The DNC in April had already rolled out a $20 million investment in boosting local communication efforts and fighting back against voter restrictions being passed in GOP-led states. Vice President Harris also announced in July a $25 million expansion of the DNC’s “I Will Vote” initiative, which also focuses on combating the restrictions.

The new investment, the DNC’s biggest ever commitment to voter registration in a midterm cycle, comes as Democrats face headwinds to keeping unified control in Washington next year. The GOP is favored to retake the House, and Republicans need only a net flip of one seat in the Senate to take back the upper chamber.

Democrats struggled with voters of color last year, particularly among key groups such as Hispanics in south Florida and along the border in Texas, hindering their gains.
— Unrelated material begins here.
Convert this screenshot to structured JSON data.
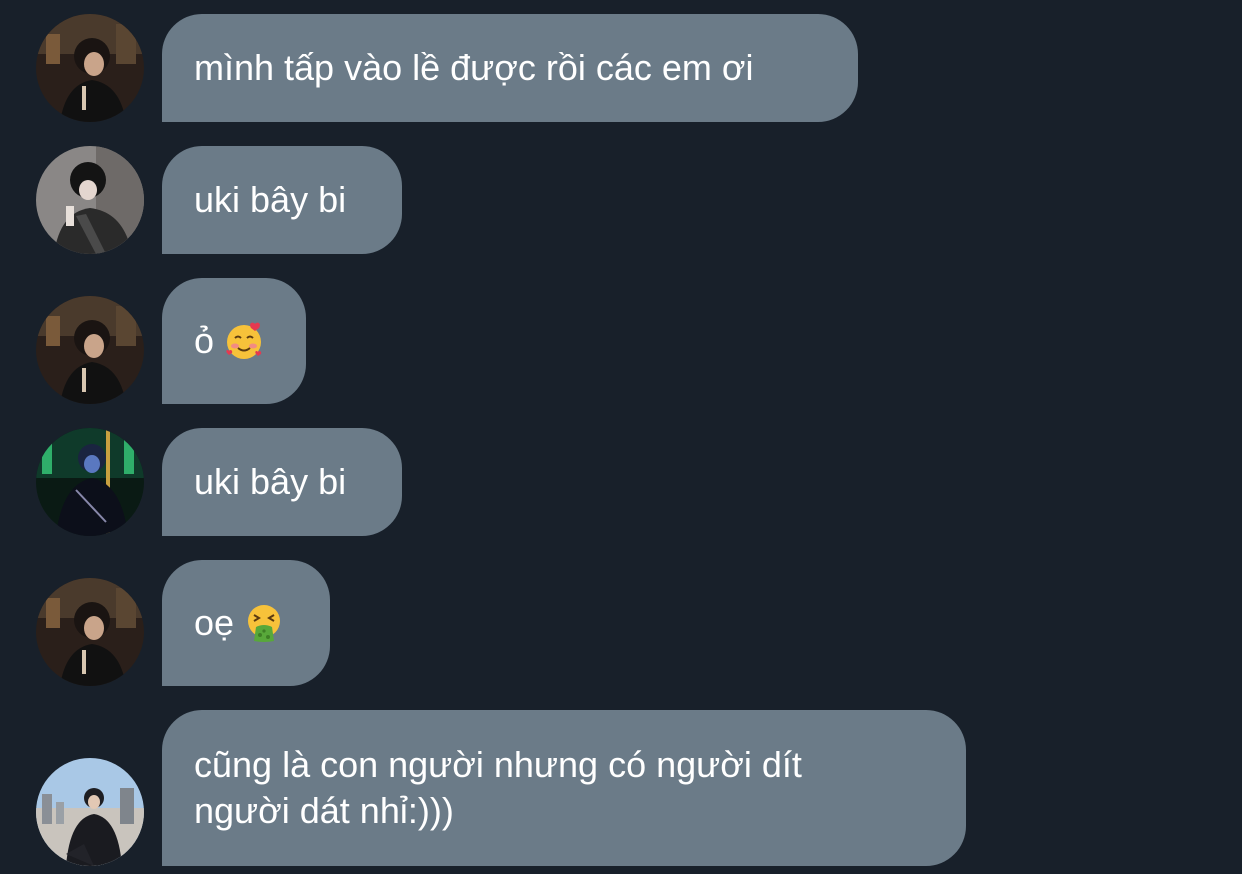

Instead of expanding their majority in the House, the party ultimately lost about a dozen seats.